She runs her fingertips over lines of raised metal letters as she ponders spacing issues, typeface problems, and the slight menace of the finger-snagging Vandercook printing press in front of her. She doesn't want to make a mistake.
"This makes me slow down and be engaged with type and literature and poetry in a workshop setting," says Jimenez, who is part of a decades-old program on campus: the Cowell Press. "That's why it is so attractive to me."
Taught by poet and master printer Gary Young, and housed in what was once a two-car garage at the Cowell College Provost's House, the Cowell Press feels like a step back in time. Old letterpress machines sigh. Wooden type drawers clack gently. A long blade cuts thick paper with a hiss.
"It's one of the few places where you can still use your hands," says Young, as he surveys a shoulder-to-shoulder mix of students setting type, carving linoleum blocks and working presses that look close to antiques. "We're using muscle memory as a tool for aesthetic choices and, in this world, we don't get to do that too often."
According to a 2005 oral history, the Cowell Press had its start in the experimental teaching environment that was early UC Santa Cruz. A student named Peter Manston discovered an abandoned platen press in an old Cowell Ranch outbuilding and, in 1973, led a student-taught seminar on letterpress printing.
The next year, respected San Francisco typographer Jack Stauffacher was given a Regents professorship and began to teach typography at Cowell College. Later, he was joined on campus by poet, printer and former Dominican monk William Everson, who established the Lime Kiln Press. Typography and printing as a creative medium became part of the UCSC experience.
Today, students from a wide array of majors — from environmental science to psychology to anthropology — create whimsical posters, assemble one-of-a-kind books, set words to paper, and indulge in a kind of hands-on creativity they say they don't find in lectures and labs.
"It harkens back to those early days of experimentation at UCSC," says Young, who oversees the press with a poet's eye and a craftsman's skills — both necessary to keep the program and the thumping old presses running.

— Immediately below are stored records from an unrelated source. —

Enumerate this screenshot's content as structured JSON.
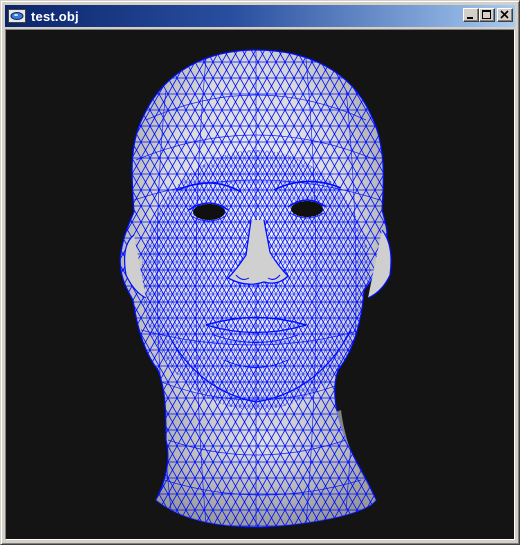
{
  "window": {
    "title": "test.obj",
    "app_icon": "opengl-app-icon",
    "buttons": {
      "minimize": "minimize-icon",
      "maximize": "maximize-icon",
      "close": "close-icon"
    }
  },
  "viewport": {
    "content": "wireframe-head-mesh",
    "background_color": "#141414",
    "mesh_fill_color": "#d8d8d8",
    "wire_color": "#0000ff"
  }
}
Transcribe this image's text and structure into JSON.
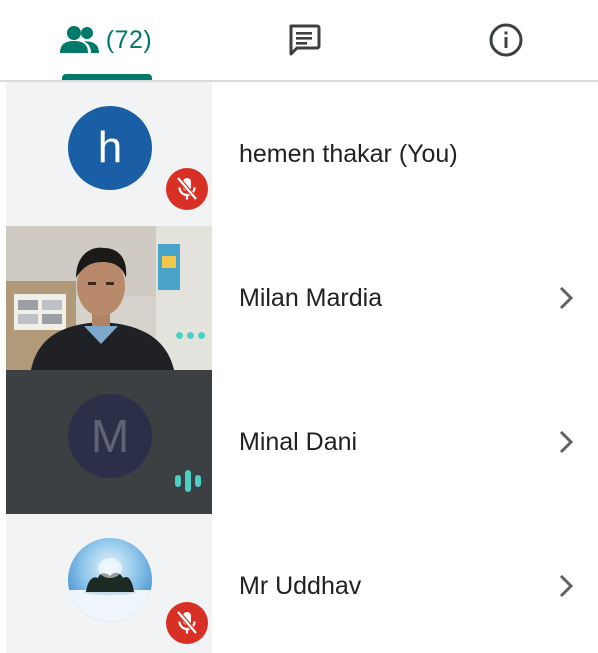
{
  "tabs": {
    "people": {
      "icon": "people-icon",
      "count_label": "(72)"
    },
    "chat": {
      "icon": "chat-message-icon"
    },
    "info": {
      "icon": "info-icon"
    },
    "active": "people"
  },
  "colors": {
    "accent": "#00796b",
    "mute_red": "#d93025",
    "audio_teal": "#4dd0c4",
    "avatar_blue": "#1a5ea6"
  },
  "participants": [
    {
      "name": "hemen thakar (You)",
      "avatar_letter": "h",
      "tile": "letter-avatar",
      "status_icon": "mic-off-icon",
      "has_chevron": false
    },
    {
      "name": "Milan Mardia",
      "tile": "video",
      "status_icon": "more-dots-icon",
      "has_chevron": true
    },
    {
      "name": "Minal Dani",
      "avatar_letter": "M",
      "tile": "letter-avatar-dark",
      "status_icon": "audio-level-icon",
      "has_chevron": true
    },
    {
      "name": "Mr Uddhav",
      "tile": "photo-avatar",
      "status_icon": "mic-off-icon",
      "has_chevron": true
    }
  ]
}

Young, who graduated from UCSC in 1973 and began teaching on campus in 2005, sees himself as a facilitator and enthusiast for the creative appetites of those in his class. He describes how students discover a poem's "heft" by setting it in type, of their fascination with an old-fashioned art, of the life skills the class teaches.

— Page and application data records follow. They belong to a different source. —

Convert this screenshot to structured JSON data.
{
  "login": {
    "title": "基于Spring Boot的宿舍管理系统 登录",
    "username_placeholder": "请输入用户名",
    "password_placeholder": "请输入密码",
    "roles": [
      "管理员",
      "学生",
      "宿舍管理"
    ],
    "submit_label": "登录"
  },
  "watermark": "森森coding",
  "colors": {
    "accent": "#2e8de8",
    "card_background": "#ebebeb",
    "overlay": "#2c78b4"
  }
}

"Students pull proofs, redesign, pull proofs, redesign again," he says as he stands in front of a bank of windows that fills the room with light. "They have to make choices. It is one of the fundamental questions of morality. You make choices and the choices matter. You have to live with them."
That idea is one of the things that appeals to Megan Barrett, a senior art history major from Porter College.
"I've learned a lot of patience," she says. "I've gained more awareness of what I'm doing. You have to take things more seriously because you recognize that if you don't do it right, you have to do it all over again."
As Barrett works, Young weaves his way over the ink-stained concrete floor, pausing to troubleshoot a project that isn't printing clearly, to examine type that may need to be rehabilitated at his own studio in Bonny Doon.
"Beautiful," he says of an accordion-style, fine-art book being finished by recent graduate Nicole Albuquerque, an environmental studies major from Cowell College.
Albuquerque smiles. "I didn't know about the press until my senior year," she says. "But when I found it, it was magical."
Keep the presses rolling
Cowell Press and the courses in the book arts are supported entirely by donated funds. In a first step toward securing the future of the press, Cowell College is kicking off a fundraising effort to create an endowment. Establishing an endowment requires initial funding of $25,000. The ultimate goal is to have an endowment of $1.5 million, which would provide adequate funds for the college to keep the presses rolling, according to Cowell College Provost Faye Crosby.
"Now, as UCSC approaches its 50th year of existence, is the time for us to celebrate our glorious past and turn to the task of securing the same benefits for generations to come," said Crosby.
Checks may be made out to the UC Santa Cruz Foundation and sent with a note on the memo line saying "Cowell Press." Mail to Kathy Rouhier, University Relations, 1156 High St., Santa Cruz CA 95064. To give online, go to giving.ucsc.edu and search for "Cowell Press."